Death & Burial

Louise (Lenz) Wilhelm died nearly six years later, on 17 March 1949. She was living in an apartment at 2648 North Hoyne Ave, which is along the banks of the North Branch of the Chicago River. She was interned at Fairmount Cemetery (Now Fairmount-Willow Hills Memorial Park) in Willow Spring, Illinois. She was survived by her five children, and seven grandchildren.

Further Actions / Follow-up

  • I have a Find-a-Grave photo request outstanding for Louise’s marker. Incorporate that image if it becomes available

————–  Disclaimer  ————–

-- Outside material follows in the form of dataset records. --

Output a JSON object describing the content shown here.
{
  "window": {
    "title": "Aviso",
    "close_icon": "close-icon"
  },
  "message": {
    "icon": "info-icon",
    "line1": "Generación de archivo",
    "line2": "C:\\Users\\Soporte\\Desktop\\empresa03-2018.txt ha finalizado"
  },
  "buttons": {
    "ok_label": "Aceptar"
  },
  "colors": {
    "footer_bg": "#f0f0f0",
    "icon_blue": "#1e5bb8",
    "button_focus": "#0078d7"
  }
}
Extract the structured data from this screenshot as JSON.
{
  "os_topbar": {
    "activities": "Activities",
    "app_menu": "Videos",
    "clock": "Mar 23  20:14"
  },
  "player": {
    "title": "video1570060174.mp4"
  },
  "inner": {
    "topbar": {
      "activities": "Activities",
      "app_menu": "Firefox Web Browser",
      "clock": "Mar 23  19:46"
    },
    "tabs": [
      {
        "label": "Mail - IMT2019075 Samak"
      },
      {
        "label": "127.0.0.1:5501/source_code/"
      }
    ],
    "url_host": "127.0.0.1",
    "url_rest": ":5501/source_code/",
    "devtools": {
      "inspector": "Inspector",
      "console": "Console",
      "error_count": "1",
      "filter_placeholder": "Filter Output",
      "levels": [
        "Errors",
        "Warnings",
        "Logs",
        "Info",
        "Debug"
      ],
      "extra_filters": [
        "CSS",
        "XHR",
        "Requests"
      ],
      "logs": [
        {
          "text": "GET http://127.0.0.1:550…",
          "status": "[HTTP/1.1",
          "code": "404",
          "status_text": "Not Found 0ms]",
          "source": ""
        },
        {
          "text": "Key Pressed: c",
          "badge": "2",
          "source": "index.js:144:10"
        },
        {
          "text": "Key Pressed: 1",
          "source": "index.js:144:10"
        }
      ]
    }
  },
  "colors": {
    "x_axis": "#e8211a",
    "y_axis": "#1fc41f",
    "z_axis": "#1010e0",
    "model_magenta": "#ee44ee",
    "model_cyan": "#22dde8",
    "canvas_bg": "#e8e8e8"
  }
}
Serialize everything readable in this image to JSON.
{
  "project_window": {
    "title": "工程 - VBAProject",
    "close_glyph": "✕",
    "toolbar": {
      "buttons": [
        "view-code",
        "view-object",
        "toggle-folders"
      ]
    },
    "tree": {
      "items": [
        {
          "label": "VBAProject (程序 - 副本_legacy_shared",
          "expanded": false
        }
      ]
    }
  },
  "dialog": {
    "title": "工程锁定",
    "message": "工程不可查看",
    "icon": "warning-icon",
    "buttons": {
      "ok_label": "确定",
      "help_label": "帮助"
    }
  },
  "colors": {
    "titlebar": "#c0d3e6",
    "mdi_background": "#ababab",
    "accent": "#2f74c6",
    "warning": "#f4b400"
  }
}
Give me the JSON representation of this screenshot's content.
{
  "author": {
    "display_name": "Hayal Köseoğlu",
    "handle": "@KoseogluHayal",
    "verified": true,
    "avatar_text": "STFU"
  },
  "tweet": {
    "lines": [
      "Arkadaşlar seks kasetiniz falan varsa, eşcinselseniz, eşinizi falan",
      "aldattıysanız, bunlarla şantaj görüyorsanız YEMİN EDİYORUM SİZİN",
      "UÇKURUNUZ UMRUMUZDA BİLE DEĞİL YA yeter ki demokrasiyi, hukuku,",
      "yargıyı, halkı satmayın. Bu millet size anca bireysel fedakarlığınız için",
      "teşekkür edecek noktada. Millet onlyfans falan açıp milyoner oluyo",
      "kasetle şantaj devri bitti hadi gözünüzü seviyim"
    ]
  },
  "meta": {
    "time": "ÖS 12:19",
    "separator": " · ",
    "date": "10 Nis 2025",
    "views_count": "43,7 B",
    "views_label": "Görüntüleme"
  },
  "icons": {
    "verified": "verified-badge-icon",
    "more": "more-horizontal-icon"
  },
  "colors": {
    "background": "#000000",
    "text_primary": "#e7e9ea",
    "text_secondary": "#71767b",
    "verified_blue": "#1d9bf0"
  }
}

  • Illinois, Cook County Deaths, 1878-1994, Family Search, Louise Wilhelm – 17 Mar 1949.
  • “United States Census, 1900,” database with images, FamilySearch ( : accessed 17 August 2018), Ferdinand Lenz, Precinct 24 Lake town Chicago city Ward 30, Cook, Illinois, United States; citing enumeration district (ED) 913, sheet 16A, family 301, NARA microfilm publication T623 (Washington, D.C.: National Archives and Records Administration, 1972.); FHL microfilm 1,240,282.
  • United States Census, 1910,” database with images, FamilySearch ( : accessed 1 May 2016), Jacob Wilhelm, Chicago Ward 29, Cook, Illinois, United States; citing enumeration district (ED) ED 1281, sheet 15A, NARA microfilm publication T624 (Washington, D.C.: National Archives and Records Administration, n.d.); FHL microfilm 1,374,288.
  • S., World War I Draft Registration Cards, 1917-1918, Ancestry.Com, Jacob Fredrick Wilhelm. Registration State: Illinois; Registration County: Cook; Roll: 1613896; Draft Board: 64.
  • “United States Census, 1920,” database with images, FamilySearch ( : accessed 1 May 2016), Jacob Wilhelm, Chicago Ward 27, Cook (Chicago), Illinois, United States; citing sheet 7B, NARA microfilm publication T625 (Washington D.C.: National Archives and Records Administration, n.d.); FHL microfilm 1,820,340.
  • “United States Census, 1920,” database with images, FamilySearch ( : accessed 1 May 2016), Jacob Wilhelm, Chicago Ward 27, Cook (Chicago), Illinois, United States; citing sheet 7B, NARA microfilm publication T625 (Washington D.C.: National Archives and Records Administration, n.d.); FHL microfilm 1,820,340.
  • 1930 Census (NARA), Com, 1930 Census – Jacob Wilhelm – Chicago, Cook, Illinois. Online publication – Provo, UT, USA: Operations Inc, 2002.Original data – United States of America, Bureau of the Census. Fifteenth Census.
  • “United States Census, 1940,” database with images, FamilySearch ( : accessed 1 May 2016), Jacob Wilhelm, Ward 33, Chicago, Chicago City, Cook, Illinois, United States; citing enumeration district (ED) 103-2062, sheet 2B, family 64, NARA digital publication T627 (Washington, D.C.: National Archives and Records Administration, 2012), roll 987.
  • “Illinois Deaths and Stillbirths, 1916-1947,” database, FamilySearch ( : accessed 1 May 2016), Jacob F. Wilhelm, 23 Jun 1943; Public Board of Health, Archives, Springfield; FHL microfilm 1,953,885.
  • “Illinois, Cook County Deaths, 1878-1994,” database, FamilySearch ( : 17 May 2016), Louise Wilhelm, 17 Mar 1949; citing Chicago, Cook, Illinois, United States, source reference, record number, Cook County Courthouse, Chicago; FHL microfilm.
  • Chicago Tribune (Chicago, Illinois), Com, 1949-03-19, Page 12 – Wilhelm, Louise.